Make your XML strongly-typed: Because you can, and its easy


Earlier in the week i posted a Twitter post commenting on how if your not using the XMLSerializer class to you advantage, well, as Scott Hanselman puts it now and then: Your doing it wrong. I use the XML Serializer classes on a daily basis to refer to my XML in a strongly typed manner and often wonder why i see people go to so much effort in creating hard to maintain code just to get data from or send it to an XML file.

image Don’t get me wrong, whatever floats your boat. But whenever i curiously ask if they’ve tried to use the XML Serializer classes for such a purpose, they usually state that their is just too much developer “friction” to make their use worthwhile.

This tweaks my interest, as creating an XML class is just way too easy and takes seconds. Not hours. Not Minutes. Seconds. Its just so easy, its almost comical. If this if the first time you’ve done this you’ll be in love – lets take a squiz at it.

What Friction?

So you have an XML file

This is usually where it starts. And this is usually where people lose interest in using the XML Serializer classes. Sure, converting a class you already have created to XML is easy. It looks like below and you’ve probably seen it a million times.

public class Product
    public int ProdID;
    public string ProductName;

    public static void GenerateXML()
        Product p = new Product();
        p.ProdID = 10;
        p.ProductName = "test";

        string strMyProductAsXml = Serialize<Product>(p);
    public static string Serialize<T>(object objectToSerialize)
        //Do cool serialisation here
        T objOutput = (T)objectToSerialize;
        XmlSerializer objSerializer = new XmlSerializer(typeof(T));
        StringWriter objWriter = new StringWriter();
        objSerializer.Serialize(objWriter, objOutput);

        return objWriter.ToString();

But this is not what we want – we want to do it the other way around. We want to generate the class from the XML not generate the XML from the class.

So lets take a look at our XML:

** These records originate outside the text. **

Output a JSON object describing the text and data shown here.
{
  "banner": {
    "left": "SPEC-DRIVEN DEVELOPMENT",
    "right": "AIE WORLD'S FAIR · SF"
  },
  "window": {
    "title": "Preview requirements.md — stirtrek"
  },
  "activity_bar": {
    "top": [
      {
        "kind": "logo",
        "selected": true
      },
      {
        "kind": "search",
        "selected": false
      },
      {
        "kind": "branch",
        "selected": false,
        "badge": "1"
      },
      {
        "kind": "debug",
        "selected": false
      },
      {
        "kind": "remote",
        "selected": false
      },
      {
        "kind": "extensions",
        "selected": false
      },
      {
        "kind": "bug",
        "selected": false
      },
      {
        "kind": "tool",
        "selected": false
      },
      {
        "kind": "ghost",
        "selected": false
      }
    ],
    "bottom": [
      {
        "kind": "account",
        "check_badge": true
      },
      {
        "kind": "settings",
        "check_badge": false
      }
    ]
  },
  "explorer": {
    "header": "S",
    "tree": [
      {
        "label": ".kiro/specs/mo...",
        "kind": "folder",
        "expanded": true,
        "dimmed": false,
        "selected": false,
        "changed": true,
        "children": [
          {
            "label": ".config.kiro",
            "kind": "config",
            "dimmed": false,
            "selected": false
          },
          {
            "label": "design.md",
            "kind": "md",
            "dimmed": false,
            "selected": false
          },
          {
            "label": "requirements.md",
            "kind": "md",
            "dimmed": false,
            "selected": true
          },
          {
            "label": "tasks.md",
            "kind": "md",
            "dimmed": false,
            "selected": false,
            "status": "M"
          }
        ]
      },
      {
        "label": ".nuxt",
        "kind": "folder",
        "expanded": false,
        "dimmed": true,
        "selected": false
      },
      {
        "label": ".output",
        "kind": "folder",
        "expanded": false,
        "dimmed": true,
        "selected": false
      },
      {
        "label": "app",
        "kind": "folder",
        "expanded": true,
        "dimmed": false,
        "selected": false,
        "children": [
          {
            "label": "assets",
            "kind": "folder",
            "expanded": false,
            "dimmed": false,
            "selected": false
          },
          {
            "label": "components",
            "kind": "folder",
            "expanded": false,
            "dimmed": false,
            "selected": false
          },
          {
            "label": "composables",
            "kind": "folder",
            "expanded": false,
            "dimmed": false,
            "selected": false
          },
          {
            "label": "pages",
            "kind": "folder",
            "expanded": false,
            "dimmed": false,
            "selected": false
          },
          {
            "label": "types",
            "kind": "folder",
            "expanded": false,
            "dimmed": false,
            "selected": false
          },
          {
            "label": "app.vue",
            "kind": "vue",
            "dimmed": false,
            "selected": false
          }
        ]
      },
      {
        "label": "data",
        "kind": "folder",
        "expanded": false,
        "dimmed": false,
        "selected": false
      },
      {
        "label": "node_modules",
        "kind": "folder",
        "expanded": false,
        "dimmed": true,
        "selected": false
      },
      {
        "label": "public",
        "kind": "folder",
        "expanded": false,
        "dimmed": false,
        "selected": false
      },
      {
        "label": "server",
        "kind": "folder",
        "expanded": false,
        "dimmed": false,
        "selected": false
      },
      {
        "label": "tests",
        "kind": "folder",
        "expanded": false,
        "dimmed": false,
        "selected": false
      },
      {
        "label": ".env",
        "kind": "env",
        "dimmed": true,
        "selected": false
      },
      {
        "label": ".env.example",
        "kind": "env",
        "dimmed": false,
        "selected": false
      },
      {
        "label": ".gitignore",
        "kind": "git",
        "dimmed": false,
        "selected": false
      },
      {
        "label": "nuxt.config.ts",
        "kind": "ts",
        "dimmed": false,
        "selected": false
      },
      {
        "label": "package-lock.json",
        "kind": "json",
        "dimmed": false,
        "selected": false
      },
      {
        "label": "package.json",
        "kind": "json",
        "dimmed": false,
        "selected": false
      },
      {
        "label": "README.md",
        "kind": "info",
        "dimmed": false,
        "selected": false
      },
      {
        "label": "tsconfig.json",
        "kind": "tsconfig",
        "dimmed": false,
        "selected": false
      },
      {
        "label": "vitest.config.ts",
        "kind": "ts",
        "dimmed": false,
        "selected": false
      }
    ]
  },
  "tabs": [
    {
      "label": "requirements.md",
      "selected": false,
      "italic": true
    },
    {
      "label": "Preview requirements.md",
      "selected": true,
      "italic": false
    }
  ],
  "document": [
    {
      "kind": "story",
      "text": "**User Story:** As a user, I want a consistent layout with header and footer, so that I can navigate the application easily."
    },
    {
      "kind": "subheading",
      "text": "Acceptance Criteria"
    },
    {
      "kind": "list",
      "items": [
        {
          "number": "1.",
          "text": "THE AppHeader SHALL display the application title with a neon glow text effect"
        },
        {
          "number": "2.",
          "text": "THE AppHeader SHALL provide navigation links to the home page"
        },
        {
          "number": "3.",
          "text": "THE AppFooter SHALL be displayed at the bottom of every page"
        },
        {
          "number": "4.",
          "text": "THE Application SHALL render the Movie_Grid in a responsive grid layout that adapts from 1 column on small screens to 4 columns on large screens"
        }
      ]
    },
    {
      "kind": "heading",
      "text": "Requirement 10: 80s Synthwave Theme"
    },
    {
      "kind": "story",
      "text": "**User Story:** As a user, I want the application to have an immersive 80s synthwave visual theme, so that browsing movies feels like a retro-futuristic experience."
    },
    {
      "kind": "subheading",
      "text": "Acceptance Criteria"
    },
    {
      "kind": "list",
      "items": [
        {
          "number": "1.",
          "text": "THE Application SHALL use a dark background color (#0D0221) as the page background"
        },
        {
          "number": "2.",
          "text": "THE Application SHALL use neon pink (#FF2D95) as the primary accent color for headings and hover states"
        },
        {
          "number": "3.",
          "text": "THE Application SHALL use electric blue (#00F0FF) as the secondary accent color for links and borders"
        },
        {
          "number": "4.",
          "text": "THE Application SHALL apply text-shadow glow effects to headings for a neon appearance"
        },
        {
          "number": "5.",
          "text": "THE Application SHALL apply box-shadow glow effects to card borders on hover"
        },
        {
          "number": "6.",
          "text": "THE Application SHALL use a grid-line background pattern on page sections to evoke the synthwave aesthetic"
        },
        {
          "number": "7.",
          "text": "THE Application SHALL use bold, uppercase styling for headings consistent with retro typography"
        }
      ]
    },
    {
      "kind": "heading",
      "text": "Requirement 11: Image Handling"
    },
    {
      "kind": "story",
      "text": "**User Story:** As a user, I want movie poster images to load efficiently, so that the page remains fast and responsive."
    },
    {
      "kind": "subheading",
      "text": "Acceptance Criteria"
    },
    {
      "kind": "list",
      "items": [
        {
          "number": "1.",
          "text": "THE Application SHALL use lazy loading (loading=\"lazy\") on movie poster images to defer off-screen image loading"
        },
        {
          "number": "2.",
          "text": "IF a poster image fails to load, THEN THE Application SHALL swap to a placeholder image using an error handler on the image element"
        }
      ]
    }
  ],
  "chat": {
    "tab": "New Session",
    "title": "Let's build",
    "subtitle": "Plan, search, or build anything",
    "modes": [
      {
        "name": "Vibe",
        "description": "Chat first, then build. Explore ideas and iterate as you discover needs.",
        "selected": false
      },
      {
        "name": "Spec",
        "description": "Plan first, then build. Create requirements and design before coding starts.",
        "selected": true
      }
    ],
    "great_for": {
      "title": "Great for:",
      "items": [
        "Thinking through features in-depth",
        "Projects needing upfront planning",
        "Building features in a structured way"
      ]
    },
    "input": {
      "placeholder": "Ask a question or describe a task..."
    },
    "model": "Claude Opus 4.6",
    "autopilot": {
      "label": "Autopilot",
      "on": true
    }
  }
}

<?xml version="1.0" encoding="utf-8" ?>
        <prodName>Frosty fruit</prodName>

In this user case, we have a bunch of products coming from an API request and i need to use it, so i can DeSerialize it into a class and use it directly in code.

This is where the magical XSD.exe swoops in to save the day. The official name is the XML Schema Definition Tool, and its your new best friend. So lets suit up and hit the road.

So start by saving this XML to a file.

Open up your Visual Studio Command Prompt and move to the directory that your XML file is in.




This will create a an XSD reference file that replicates your XML files data format.

Now we just need an magical c# class from this – we’re already half way there.


This will generate a c# class from your XSD file.


And your done!!!


It’s that simple. Now you have a class named product.cs that will do everything you want plus much much more. Just import it into your project and your done. Did i tell you about the steak knives?

Now you can serialize your xml into this class with ease…


XmlSerializer ser = new XmlSerializer(typeof(products));

StringReader reader = new StringReader(myXmlString);

products objOutput = (products)ser.Deserialize(reader);


But what if its not perfect?

There is a chance that it doesn’t work out perfect. Your class may just contain strings, but it needs to have column data types so that you can verify your data and make sure its in the correct format. This is simple. Double click your xsd file and open it in Visual Studio.


In this case, i want to change prodID to an Int32 so that i can make sure i don’t send invalid data to the API I'm planning on using. Select the prodID field and view its properties. Change its data type to Int32 and save your file.


Now open up your Visual Studio Command Prompt windows and run XSD again:



Now my product.cs file will make your prodID an integer.

Now go grab a coffee and make a sacrifice to your deity of choice.